- WHAT THE TASK ASKS
Which of the lines below hold "title"? Please return each one.

- SUPPLIED DATA
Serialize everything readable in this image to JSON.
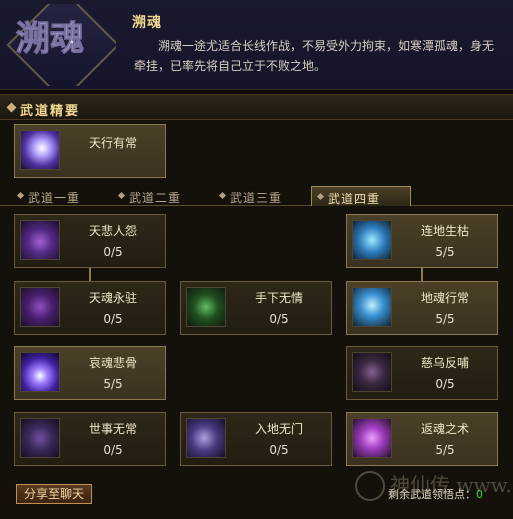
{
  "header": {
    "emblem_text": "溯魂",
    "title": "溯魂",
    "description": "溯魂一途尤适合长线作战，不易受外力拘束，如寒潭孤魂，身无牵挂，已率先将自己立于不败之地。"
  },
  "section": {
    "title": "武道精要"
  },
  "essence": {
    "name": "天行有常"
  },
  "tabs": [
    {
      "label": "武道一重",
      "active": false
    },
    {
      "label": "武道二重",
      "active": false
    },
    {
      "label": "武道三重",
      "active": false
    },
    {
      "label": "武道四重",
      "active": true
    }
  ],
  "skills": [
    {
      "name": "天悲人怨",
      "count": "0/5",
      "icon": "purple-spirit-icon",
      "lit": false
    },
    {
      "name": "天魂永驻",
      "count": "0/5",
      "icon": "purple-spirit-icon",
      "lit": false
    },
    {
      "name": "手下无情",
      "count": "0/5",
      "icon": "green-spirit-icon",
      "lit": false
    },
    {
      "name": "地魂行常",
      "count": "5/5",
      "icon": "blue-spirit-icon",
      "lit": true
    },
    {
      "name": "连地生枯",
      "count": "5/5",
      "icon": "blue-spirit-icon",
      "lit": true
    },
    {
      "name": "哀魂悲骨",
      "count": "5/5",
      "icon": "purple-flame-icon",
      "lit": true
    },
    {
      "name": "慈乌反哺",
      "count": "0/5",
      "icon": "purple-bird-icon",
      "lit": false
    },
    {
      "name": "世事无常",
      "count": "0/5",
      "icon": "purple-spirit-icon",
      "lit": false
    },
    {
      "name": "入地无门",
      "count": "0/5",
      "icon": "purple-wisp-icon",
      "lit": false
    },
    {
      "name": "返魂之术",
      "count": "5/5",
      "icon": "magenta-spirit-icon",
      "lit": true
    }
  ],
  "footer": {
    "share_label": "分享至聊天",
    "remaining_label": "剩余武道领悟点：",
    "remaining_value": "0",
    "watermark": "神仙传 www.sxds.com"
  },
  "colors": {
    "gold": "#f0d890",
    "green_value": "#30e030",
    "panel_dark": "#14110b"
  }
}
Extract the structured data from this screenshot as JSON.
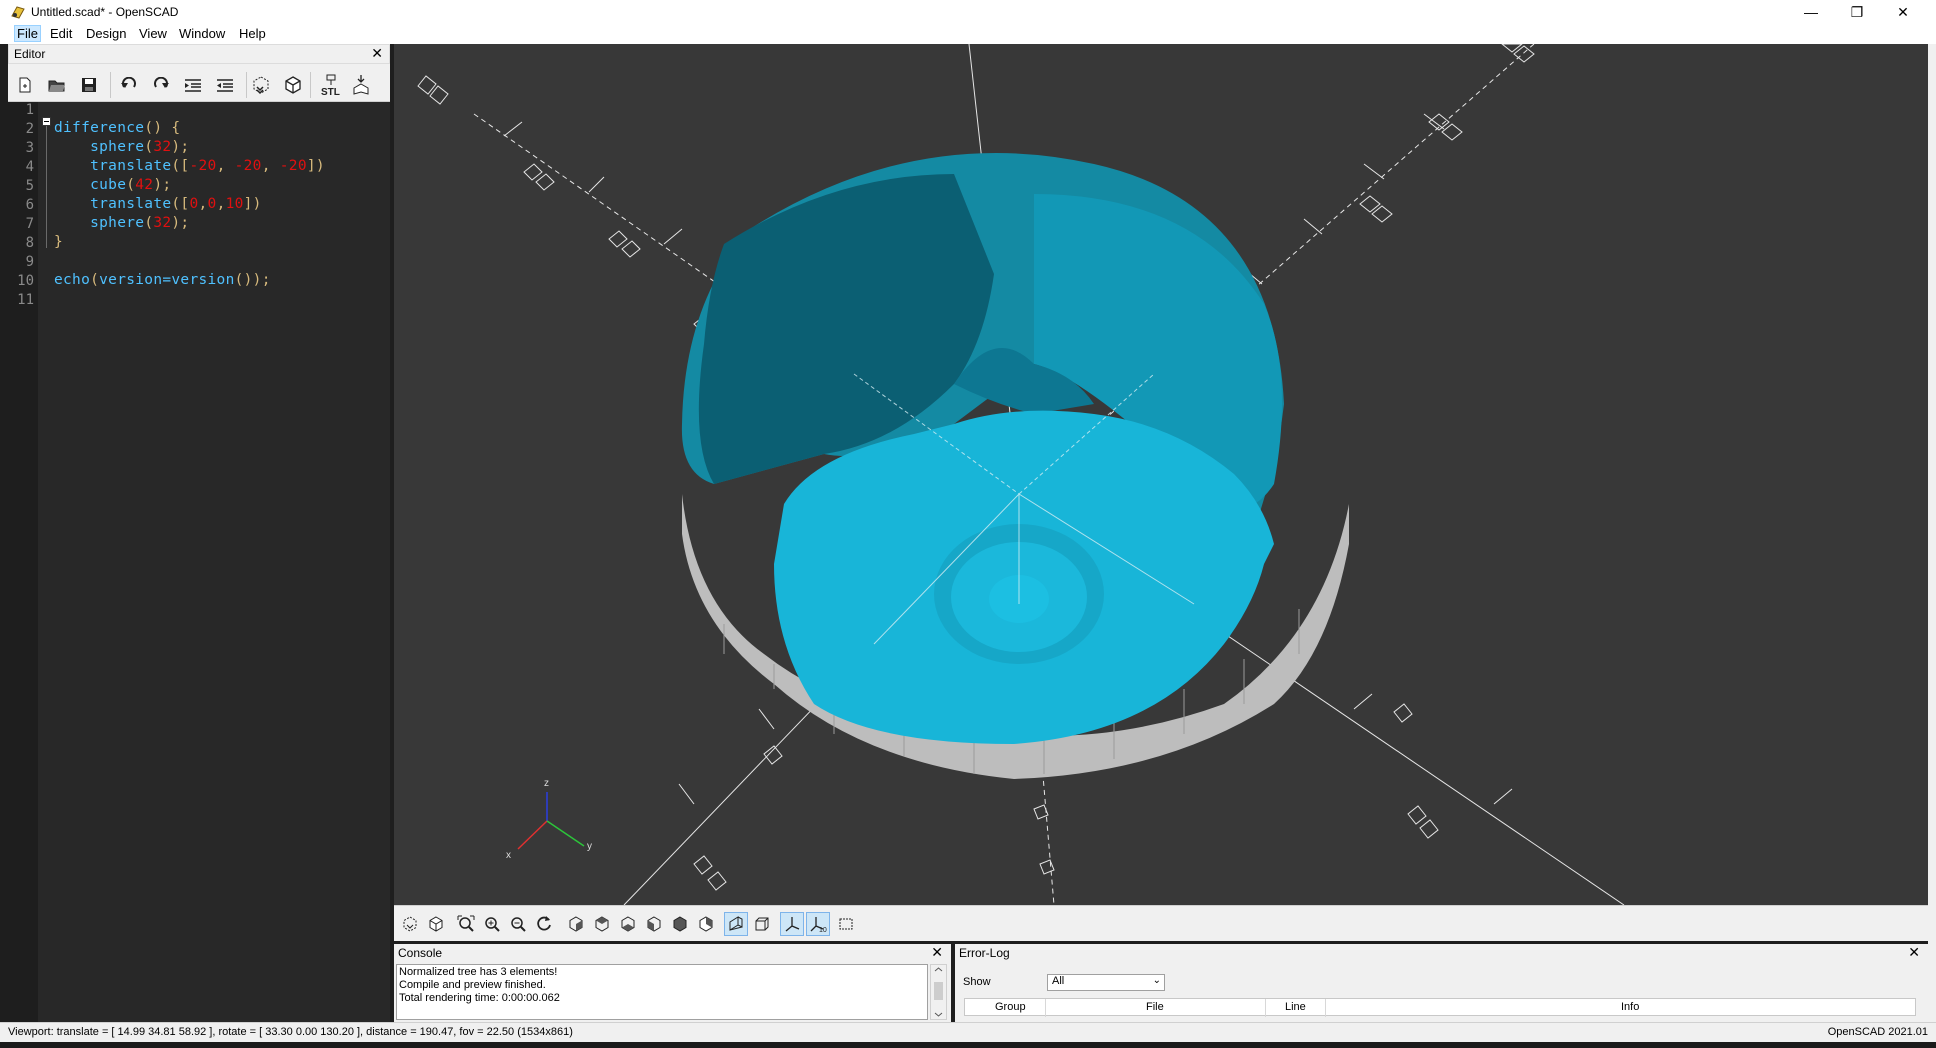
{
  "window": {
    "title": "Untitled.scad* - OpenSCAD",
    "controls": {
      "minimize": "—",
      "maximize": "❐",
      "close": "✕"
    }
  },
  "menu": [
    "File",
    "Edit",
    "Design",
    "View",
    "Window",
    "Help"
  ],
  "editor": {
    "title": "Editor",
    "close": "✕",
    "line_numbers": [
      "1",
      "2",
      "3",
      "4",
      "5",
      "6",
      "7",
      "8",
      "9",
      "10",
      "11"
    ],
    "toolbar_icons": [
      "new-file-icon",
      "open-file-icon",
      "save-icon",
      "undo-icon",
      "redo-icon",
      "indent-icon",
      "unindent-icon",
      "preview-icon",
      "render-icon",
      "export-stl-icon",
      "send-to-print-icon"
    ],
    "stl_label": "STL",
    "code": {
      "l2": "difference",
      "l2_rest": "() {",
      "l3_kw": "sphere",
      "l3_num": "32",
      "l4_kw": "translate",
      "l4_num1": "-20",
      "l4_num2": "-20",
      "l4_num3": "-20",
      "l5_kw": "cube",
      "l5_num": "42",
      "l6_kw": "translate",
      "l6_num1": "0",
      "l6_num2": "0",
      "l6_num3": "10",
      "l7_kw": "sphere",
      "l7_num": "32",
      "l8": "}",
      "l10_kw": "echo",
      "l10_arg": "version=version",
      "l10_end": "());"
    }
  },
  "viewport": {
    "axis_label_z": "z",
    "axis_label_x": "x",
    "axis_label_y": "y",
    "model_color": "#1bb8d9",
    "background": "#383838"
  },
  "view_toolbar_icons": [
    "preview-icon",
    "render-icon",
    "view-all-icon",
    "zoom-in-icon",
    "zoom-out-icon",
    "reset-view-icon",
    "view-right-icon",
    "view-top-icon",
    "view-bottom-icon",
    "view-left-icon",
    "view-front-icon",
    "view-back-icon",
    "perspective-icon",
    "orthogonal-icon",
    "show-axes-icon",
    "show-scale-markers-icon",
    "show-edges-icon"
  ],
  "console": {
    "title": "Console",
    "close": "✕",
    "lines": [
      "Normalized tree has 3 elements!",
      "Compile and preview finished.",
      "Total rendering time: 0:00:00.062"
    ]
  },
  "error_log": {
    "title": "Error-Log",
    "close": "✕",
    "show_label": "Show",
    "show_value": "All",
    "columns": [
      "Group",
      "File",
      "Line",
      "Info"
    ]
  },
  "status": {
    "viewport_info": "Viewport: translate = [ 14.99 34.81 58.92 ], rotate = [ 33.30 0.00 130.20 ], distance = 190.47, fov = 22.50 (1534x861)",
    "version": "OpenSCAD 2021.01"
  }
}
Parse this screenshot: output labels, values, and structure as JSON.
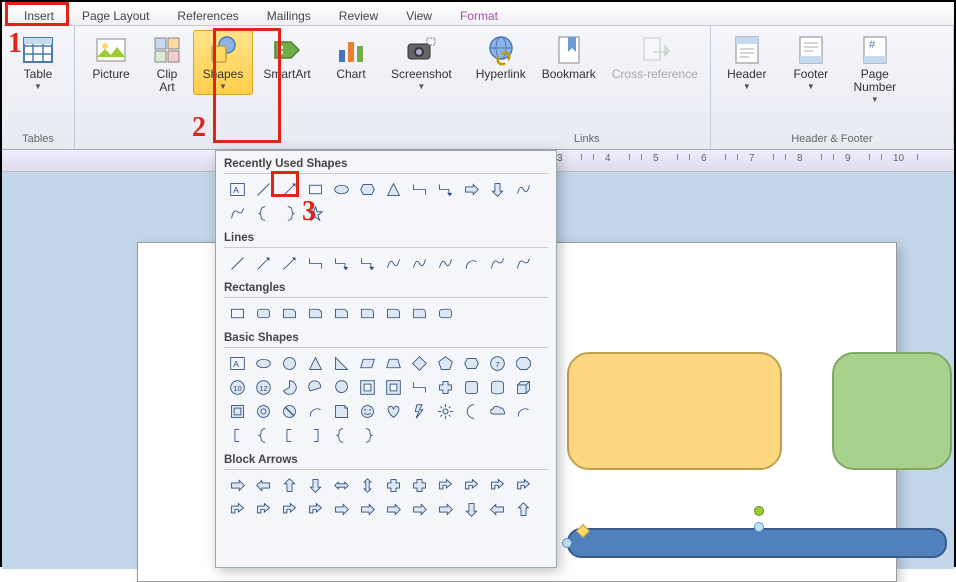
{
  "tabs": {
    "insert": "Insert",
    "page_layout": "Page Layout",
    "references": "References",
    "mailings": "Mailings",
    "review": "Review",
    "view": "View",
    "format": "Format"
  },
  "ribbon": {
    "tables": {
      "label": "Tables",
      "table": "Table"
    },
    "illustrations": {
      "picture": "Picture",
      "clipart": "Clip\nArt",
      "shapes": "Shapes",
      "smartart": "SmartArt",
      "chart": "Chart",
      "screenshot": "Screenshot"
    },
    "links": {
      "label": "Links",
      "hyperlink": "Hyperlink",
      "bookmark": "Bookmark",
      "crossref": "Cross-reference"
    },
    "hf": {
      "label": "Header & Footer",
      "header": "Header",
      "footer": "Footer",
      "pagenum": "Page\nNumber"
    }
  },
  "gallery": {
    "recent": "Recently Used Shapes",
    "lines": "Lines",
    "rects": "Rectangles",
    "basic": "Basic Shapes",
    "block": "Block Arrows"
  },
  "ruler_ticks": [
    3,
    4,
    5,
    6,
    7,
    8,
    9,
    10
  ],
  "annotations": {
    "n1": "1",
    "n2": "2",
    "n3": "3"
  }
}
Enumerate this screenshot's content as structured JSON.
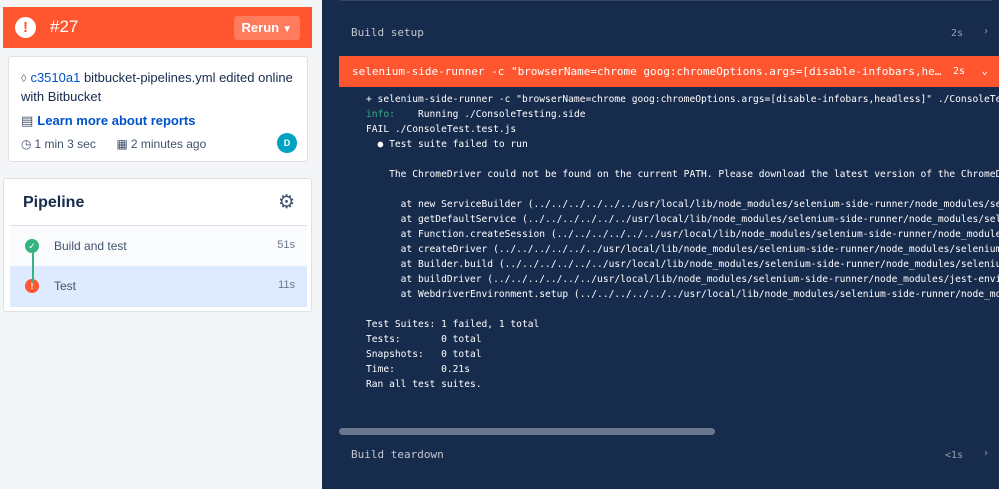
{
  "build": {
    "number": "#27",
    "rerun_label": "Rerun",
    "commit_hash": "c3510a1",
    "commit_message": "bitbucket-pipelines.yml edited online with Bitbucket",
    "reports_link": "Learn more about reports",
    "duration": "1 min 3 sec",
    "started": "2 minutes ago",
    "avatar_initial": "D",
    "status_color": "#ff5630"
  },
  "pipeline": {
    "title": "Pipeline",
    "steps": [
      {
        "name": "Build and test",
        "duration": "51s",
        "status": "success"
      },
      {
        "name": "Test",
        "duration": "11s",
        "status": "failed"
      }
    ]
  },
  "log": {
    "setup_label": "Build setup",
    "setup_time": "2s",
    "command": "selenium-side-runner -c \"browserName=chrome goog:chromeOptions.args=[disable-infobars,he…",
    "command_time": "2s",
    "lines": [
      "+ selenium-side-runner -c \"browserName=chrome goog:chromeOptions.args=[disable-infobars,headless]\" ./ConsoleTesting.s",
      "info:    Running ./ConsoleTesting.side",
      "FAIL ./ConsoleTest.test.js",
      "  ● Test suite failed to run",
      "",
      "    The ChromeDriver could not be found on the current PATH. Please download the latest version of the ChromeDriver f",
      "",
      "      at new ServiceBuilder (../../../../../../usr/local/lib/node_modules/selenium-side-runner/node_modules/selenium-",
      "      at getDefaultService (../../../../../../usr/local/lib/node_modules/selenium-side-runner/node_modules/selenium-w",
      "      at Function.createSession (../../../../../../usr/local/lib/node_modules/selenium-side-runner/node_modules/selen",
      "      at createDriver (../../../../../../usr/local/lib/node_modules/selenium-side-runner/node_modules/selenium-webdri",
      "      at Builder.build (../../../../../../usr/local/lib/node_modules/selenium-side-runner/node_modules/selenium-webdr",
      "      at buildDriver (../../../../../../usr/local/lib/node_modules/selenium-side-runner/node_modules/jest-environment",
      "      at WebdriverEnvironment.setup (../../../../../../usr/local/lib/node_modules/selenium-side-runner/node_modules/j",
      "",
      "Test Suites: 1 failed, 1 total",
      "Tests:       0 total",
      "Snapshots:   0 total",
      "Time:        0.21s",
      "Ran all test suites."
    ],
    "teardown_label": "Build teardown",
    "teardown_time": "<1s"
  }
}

- COMPLETED TASK
    "title": "溯魂",
    "title": "武道精要"
    "title": "Untitled.scad* - OpenSCAD",
    "title": "Editor",
    "title": "Console",
    "title": "Error-Log",
    "title": "Pipeline",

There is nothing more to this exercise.